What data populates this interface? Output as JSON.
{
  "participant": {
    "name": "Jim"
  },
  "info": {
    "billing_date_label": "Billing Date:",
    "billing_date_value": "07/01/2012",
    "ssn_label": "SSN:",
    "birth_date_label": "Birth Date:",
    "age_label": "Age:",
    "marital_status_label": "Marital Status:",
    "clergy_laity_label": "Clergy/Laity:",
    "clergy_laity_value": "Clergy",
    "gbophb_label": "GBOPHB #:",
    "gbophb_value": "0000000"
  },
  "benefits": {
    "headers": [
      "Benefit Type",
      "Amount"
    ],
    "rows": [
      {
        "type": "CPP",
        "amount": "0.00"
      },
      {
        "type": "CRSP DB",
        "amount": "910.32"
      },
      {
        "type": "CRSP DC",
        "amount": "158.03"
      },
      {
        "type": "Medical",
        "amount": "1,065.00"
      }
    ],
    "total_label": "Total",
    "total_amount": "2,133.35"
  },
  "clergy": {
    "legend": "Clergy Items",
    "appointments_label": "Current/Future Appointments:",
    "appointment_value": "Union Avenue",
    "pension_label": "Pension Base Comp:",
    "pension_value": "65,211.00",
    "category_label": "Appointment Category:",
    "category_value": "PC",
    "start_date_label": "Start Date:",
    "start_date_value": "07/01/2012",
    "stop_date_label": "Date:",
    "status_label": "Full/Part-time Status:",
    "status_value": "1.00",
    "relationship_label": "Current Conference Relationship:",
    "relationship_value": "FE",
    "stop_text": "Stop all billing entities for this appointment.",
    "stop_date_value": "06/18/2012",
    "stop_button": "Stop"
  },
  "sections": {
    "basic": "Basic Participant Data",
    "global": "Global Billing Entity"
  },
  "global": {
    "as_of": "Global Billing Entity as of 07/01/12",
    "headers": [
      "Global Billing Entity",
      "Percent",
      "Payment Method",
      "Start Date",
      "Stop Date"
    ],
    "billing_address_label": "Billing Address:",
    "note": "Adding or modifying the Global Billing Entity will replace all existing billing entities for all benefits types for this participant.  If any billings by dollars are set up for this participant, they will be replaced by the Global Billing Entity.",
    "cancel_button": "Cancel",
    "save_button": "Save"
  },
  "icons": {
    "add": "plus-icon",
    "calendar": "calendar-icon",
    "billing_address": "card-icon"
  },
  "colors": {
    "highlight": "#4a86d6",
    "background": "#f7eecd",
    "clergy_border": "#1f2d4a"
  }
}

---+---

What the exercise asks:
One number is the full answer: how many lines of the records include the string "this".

Written answer:
3